I got a great scholarship to a college about seven hours away from home. Mom and dad dropped me off and I settled in. A roommate took pity on me and taught me how to do laundry. Another one showed me how to use the hot pot to make soup and all sorts of other good stuff. By the time I was a senior I felt confident enough to handle apartment living with a roommate. It so happened my roommate, Cindy, was an excellent cook and we ate really well.
About halfway through the year, Cindy left town for a few days to attend a conference. I was on my own. I wasn’t too worried because I knew how to read directions. I boiled some noodles and heated up some spaghetti sauce from a jar. I even remembered to brown the meat first! But just before I sat down to eat, I remembered that Cindy — and every other good cook I knew of — liked to add their own combination of spices to their dishes. The spaghetti sauce, when I tasted it on my finger, seemed pretty bland, so obviously it needed something. I opened up the cupboard to peruse the spices Cindy used. I should use something green, I thought. Good Italian food always has green stuff floating around in their red sauce. So I grabbed little jars of green stuff and started dumping. I shook each one with panache and stirred, enjoying the aroma.
If a little bit of spice made it smell good, I reasoned, then a lot of spice would make it taste even better! I added more from each jar. And then I ladled some of my masterpiece onto the perfectly cooked pasta.
A minute later, the entire contents of the pan was dumped into the trash. I picked up my purse and drove to the nearest hamburger joint for my supper. It was a long time before I attempted to experiment with spices again. In the forty-plus years since then I have learned a lot about flavorings, and I now know one important fact:
Large clumps of ground sage do NOT belong in spaghetti sauce.
In my books, most of the men are great cooks, but in Christmas Wishes, my 2013 holiday novel, Mitch Carson is totally inept. He even messes up hamburgers! It’s a good thing he met Sophie Gardner, otherwise he and his daughter Angie might have starved:
Blurb for Christmas Wishes:
Photographer Mitch Carson is tired of big city life. He just wants to settle down in a quiet town with his daughter, Angie. Even that doesn’t quell his fear of losing his daughter to his scheming mother-in-law.

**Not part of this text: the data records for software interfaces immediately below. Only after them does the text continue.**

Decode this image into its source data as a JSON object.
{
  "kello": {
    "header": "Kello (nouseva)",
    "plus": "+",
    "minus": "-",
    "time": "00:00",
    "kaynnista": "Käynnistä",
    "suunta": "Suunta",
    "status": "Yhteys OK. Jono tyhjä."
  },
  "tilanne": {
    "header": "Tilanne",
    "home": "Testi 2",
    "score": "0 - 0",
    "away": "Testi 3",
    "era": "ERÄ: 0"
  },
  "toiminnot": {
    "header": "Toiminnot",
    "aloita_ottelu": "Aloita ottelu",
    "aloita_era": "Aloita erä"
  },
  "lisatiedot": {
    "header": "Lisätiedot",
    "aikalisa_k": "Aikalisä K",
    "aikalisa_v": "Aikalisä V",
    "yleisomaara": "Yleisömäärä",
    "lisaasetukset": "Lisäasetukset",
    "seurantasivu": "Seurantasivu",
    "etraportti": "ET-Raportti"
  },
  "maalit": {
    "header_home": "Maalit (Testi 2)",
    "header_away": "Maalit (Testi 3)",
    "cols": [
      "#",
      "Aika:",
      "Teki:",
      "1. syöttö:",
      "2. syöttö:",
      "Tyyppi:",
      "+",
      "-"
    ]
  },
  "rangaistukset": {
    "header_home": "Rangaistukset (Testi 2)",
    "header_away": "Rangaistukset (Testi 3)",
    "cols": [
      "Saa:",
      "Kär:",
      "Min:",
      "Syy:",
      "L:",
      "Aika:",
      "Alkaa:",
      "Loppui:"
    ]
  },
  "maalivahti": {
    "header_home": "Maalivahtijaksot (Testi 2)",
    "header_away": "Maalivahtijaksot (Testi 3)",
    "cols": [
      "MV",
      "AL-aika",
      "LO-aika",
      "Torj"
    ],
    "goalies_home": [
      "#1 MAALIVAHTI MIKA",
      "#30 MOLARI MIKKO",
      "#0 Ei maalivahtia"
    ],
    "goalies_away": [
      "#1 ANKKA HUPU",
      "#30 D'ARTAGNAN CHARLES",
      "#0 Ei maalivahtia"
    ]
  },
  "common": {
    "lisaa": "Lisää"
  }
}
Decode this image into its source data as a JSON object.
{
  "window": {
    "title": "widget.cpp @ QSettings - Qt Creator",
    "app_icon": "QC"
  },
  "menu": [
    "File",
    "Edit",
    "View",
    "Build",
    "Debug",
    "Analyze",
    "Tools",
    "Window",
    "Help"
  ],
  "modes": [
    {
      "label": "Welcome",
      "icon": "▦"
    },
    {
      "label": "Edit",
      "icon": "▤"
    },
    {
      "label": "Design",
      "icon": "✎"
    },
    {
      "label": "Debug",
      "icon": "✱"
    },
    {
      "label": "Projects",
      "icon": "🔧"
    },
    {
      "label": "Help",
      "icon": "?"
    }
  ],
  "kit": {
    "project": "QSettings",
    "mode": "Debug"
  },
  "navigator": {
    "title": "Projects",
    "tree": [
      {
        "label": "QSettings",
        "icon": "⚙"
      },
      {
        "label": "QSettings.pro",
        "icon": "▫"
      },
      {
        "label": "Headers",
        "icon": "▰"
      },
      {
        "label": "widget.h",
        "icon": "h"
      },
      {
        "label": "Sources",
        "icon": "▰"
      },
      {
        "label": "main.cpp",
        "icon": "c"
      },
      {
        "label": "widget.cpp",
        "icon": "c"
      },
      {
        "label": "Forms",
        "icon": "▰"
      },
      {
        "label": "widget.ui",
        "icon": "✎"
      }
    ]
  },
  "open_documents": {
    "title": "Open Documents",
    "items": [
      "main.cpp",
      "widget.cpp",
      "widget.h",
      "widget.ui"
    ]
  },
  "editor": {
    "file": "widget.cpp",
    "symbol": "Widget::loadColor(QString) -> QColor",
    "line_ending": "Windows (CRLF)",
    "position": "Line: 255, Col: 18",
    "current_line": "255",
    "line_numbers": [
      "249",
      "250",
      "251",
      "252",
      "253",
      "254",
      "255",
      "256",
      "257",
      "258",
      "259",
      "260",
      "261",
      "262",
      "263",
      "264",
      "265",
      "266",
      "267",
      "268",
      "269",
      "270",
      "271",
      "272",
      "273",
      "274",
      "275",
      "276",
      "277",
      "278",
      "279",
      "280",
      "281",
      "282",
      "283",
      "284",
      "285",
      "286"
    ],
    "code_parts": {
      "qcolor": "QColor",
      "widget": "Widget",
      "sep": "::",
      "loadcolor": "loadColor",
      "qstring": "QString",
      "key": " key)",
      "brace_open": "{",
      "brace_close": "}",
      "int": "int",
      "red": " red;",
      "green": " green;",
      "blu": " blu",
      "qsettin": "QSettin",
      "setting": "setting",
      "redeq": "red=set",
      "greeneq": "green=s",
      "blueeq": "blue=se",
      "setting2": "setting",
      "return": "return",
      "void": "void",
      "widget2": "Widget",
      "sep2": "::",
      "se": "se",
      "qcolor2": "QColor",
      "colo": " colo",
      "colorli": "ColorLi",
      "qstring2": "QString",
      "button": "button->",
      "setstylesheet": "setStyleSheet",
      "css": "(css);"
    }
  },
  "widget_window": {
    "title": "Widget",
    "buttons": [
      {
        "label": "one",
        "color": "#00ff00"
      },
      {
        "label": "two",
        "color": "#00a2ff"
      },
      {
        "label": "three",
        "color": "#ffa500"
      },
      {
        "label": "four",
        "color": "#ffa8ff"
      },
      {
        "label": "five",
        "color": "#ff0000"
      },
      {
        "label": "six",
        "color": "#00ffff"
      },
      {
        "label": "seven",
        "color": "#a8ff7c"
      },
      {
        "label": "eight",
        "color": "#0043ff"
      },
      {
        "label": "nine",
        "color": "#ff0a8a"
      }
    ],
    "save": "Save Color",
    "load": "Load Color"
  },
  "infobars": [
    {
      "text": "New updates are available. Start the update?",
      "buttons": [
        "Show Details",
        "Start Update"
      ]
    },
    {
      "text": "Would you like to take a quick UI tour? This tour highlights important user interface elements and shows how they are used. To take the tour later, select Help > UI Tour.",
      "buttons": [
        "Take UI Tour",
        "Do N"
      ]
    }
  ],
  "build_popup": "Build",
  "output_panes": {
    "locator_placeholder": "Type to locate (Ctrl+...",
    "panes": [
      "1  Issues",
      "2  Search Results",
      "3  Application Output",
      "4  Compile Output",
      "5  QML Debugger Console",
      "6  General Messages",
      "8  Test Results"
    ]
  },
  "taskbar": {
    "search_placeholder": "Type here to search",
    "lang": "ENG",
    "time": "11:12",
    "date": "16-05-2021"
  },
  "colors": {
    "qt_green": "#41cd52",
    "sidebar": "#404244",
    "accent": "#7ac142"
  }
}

Sophie Gardner wants to be a screenwriter. She’s ready to leave small-town Zutphen, Michigan and go to Hollywood. With a theater degree under her belt, she’s busy writing scripts while helping out her sister Joanie, who’s bedridden with a difficult pregnancy. Unfortunately, Joanie has somehow coerced Sophie into directing the Christmas pageant at Zutphen Community Church.
When Sophie and Mitch meet, the attraction is instant and mutual. But each wants what the other is trying to get away from. Can they deny their feelings and pursue their dreams? Or will the holiday prove to them that their true wishes might not be what they’d thought?